What Will Future Cities Look Like?
While no one can accurately predict the future, below you'll discover a series of TED talks where architects discuss what they most hope to see in the future of urban design.
In the video above, Shubjendu Sharma reflects on how the world used to be full of forests before human intervention. Sharma stresses the importance of incorporating more greenery into our landscape, and offers suggestions to help achieve the goal. He suggests that cities can increase greenery by planting 'forests' that only take 10 years to grow versus the traditional 100 years.

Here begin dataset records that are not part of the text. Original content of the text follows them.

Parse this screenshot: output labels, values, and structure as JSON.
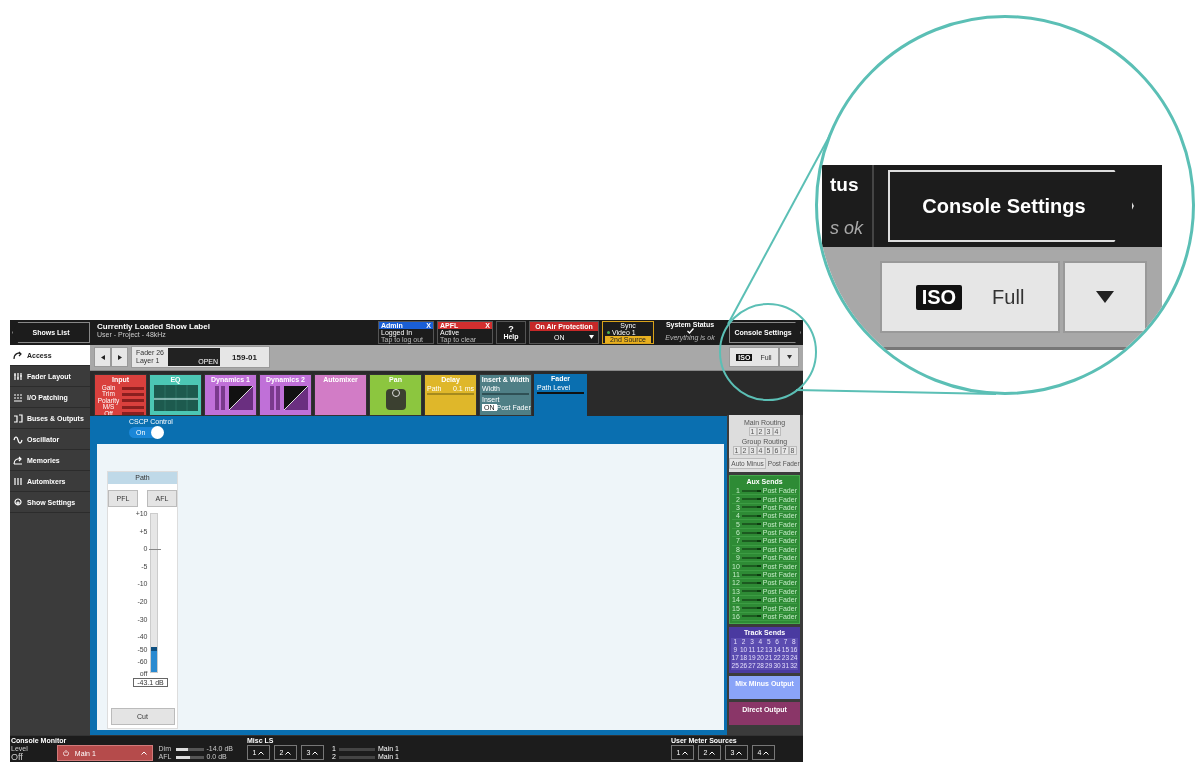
{
  "header": {
    "back_button": "Shows List",
    "show_title": "Currently Loaded Show Label",
    "show_subtitle": "User - Project - 48kHz",
    "status_boxes": [
      {
        "title": "Admin",
        "close": "X",
        "line1": "Logged In",
        "line2": "Tap to log out",
        "color": "#1a5fd6"
      },
      {
        "title": "APFL",
        "close": "X",
        "line1": "Active",
        "line2": "Tap to clear",
        "color": "#d32f2f"
      }
    ],
    "help": {
      "icon": "?",
      "label": "Help"
    },
    "on_air": {
      "title": "On Air Protection",
      "value": "ON"
    },
    "sync": {
      "title": "Sync",
      "source": "Video 1",
      "badge": "2nd Source"
    },
    "system_status": {
      "title": "System Status",
      "message": "Everything is ok"
    },
    "console_settings": "Console Settings"
  },
  "sidebar": [
    {
      "label": "Access",
      "kind": "access",
      "selected": true
    },
    {
      "label": "Fader Layout",
      "kind": "layout",
      "selected": false
    },
    {
      "label": "I/O Patching",
      "kind": "patching",
      "selected": false
    },
    {
      "label": "Buses & Outputs",
      "kind": "buses",
      "selected": false
    },
    {
      "label": "Oscillator",
      "kind": "oscillator",
      "selected": false
    },
    {
      "label": "Memories",
      "kind": "memories",
      "selected": false
    },
    {
      "label": "Automixers",
      "kind": "automixers",
      "selected": false
    },
    {
      "label": "Show Settings",
      "kind": "settings",
      "selected": false
    }
  ],
  "toolbar": {
    "fader": "Fader 26",
    "layer": "Layer 1",
    "display_tag": "OPEN",
    "path_label": "159-01",
    "iso": "ISO",
    "mode": "Full"
  },
  "tiles": [
    {
      "title": "Input",
      "kind": "input",
      "color": "#d9403d",
      "selected": false,
      "lines": [
        "Gain",
        "Trim",
        "Polarity",
        "M/S",
        "Off"
      ]
    },
    {
      "title": "EQ",
      "kind": "eq",
      "color": "#4cc7b4",
      "selected": false
    },
    {
      "title": "Dynamics 1",
      "kind": "dynamics",
      "color": "#c070d8",
      "selected": false
    },
    {
      "title": "Dynamics 2",
      "kind": "dynamics",
      "color": "#c070d8",
      "selected": false
    },
    {
      "title": "Automixer",
      "kind": "plain",
      "color": "#d27cc6",
      "selected": false
    },
    {
      "title": "Pan",
      "kind": "pan",
      "color": "#8cc63f",
      "selected": false
    },
    {
      "title": "Delay",
      "kind": "delay",
      "color": "#dfb72a",
      "selected": false,
      "lines": [
        "Path",
        "0.1 ms"
      ]
    },
    {
      "title": "Insert & Width",
      "kind": "insert",
      "color": "#4f7f86",
      "selected": false,
      "lines": [
        "Width",
        "Insert",
        "ON",
        "Post Fader"
      ]
    },
    {
      "title": "Fader",
      "kind": "fader",
      "color": "#0a6fb0",
      "selected": true,
      "lines": [
        "Path Level"
      ]
    }
  ],
  "cscp": {
    "label": "CSCP Control",
    "toggle": "On",
    "on": true
  },
  "path_strip": {
    "title": "Path",
    "buttons": [
      {
        "label": "PFL",
        "selected": false
      },
      {
        "label": "AFL",
        "selected": false
      }
    ],
    "scale": [
      "+10",
      "+5",
      "0",
      "-5",
      "-10",
      "-20",
      "-30",
      "-40",
      "-50",
      "-60",
      "off"
    ],
    "level": 0.16,
    "value": "-43.1",
    "unit": "dB",
    "cut": "Cut"
  },
  "routing": {
    "main_title": "Main Routing",
    "main": [
      "1",
      "2",
      "3",
      "4"
    ],
    "group_title": "Group Routing",
    "group": [
      "1",
      "2",
      "3",
      "4",
      "5",
      "6",
      "7",
      "8"
    ],
    "auto_minus": "Auto Minus",
    "post_fader": "Post Fader"
  },
  "aux_sends": {
    "title": "Aux Sends",
    "rows": [
      {
        "number": "1",
        "mode": "Post Fader"
      },
      {
        "number": "2",
        "mode": "Post Fader"
      },
      {
        "number": "3",
        "mode": "Post Fader"
      },
      {
        "number": "4",
        "mode": "Post Fader"
      },
      {
        "number": "5",
        "mode": "Post Fader"
      },
      {
        "number": "6",
        "mode": "Post Fader"
      },
      {
        "number": "7",
        "mode": "Post Fader"
      },
      {
        "number": "8",
        "mode": "Post Fader"
      },
      {
        "number": "9",
        "mode": "Post Fader"
      },
      {
        "number": "10",
        "mode": "Post Fader"
      },
      {
        "number": "11",
        "mode": "Post Fader"
      },
      {
        "number": "12",
        "mode": "Post Fader"
      },
      {
        "number": "13",
        "mode": "Post Fader"
      },
      {
        "number": "14",
        "mode": "Post Fader"
      },
      {
        "number": "15",
        "mode": "Post Fader"
      },
      {
        "number": "16",
        "mode": "Post Fader"
      }
    ]
  },
  "track_sends": {
    "title": "Track Sends",
    "buttons": [
      "1",
      "2",
      "3",
      "4",
      "5",
      "6",
      "7",
      "8",
      "9",
      "10",
      "11",
      "12",
      "13",
      "14",
      "15",
      "16",
      "17",
      "18",
      "19",
      "20",
      "21",
      "22",
      "23",
      "24",
      "25",
      "26",
      "27",
      "28",
      "29",
      "30",
      "31",
      "32"
    ]
  },
  "mix_minus": "Mix Minus Output",
  "direct_output": "Direct Output",
  "bottom": {
    "console_monitor": {
      "title": "Console Monitor",
      "level_label": "Level",
      "level_value": "Off",
      "selector": "Main 1",
      "meters": [
        {
          "label": "Dim",
          "level": 0.45,
          "reading": "-14.0 dB"
        },
        {
          "label": "AFL",
          "level": 0.5,
          "reading": "0.0 dB"
        }
      ]
    },
    "misc_ls": {
      "title": "Misc LS",
      "buttons": [
        "1",
        "2",
        "3"
      ],
      "rows": [
        {
          "number": "1",
          "source": "Main 1"
        },
        {
          "number": "2",
          "source": "Main 1"
        }
      ]
    },
    "user_meter_sources": {
      "title": "User Meter Sources",
      "buttons": [
        "1",
        "2",
        "3",
        "4"
      ]
    }
  },
  "magnifier": {
    "status_fragment": "tus",
    "message_fragment": "s ok",
    "console_settings": "Console Settings",
    "iso": "ISO",
    "mode": "Full"
  }
}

He believes if everyone adapts to the similar green mindset, then there will be a shift in our landscape in the future.
While Shubjendu Sharma propses trees as a solution to reduce carbon, architect Kate Orff has offered a suggestion for obtaining a cleaner future by implementing Oysters into the rivers. Since Oysters are known to slurp up pollution, she believes that they will help make dirty waters clean.
Even though Oysters may help clean up the waters, Jeff Speck believes that we should focus on eliminating the ways we are increasing carbon. In a world where we've become heavily dependent on transportation, Jeff Speck imagines a world where cars are an optional instrument of freedom.
While Jeff Speck wants more walkable roads, Wanis Kabbaj shares his vision for a driverless world where most people are taking flying taxis, buses that can pass over top cars, and trains that can detach so that pedestrians don't have to wait for transfers. The main discussion he's having is that adapting roads to handle self-autonomous transportation will eventually help not only reduce the carbon footprint but also the safety of the roads.
Having safer roads is exactly what Chris Downey would also like to see in the future. In the above video Chris Downey explains the benefits of building a city that is sensitive to individuals with disabilities. In the discussion he shares how by designing a city with the blind in mind, it will offer rich walkable sidewalks and designs that benefit everyone.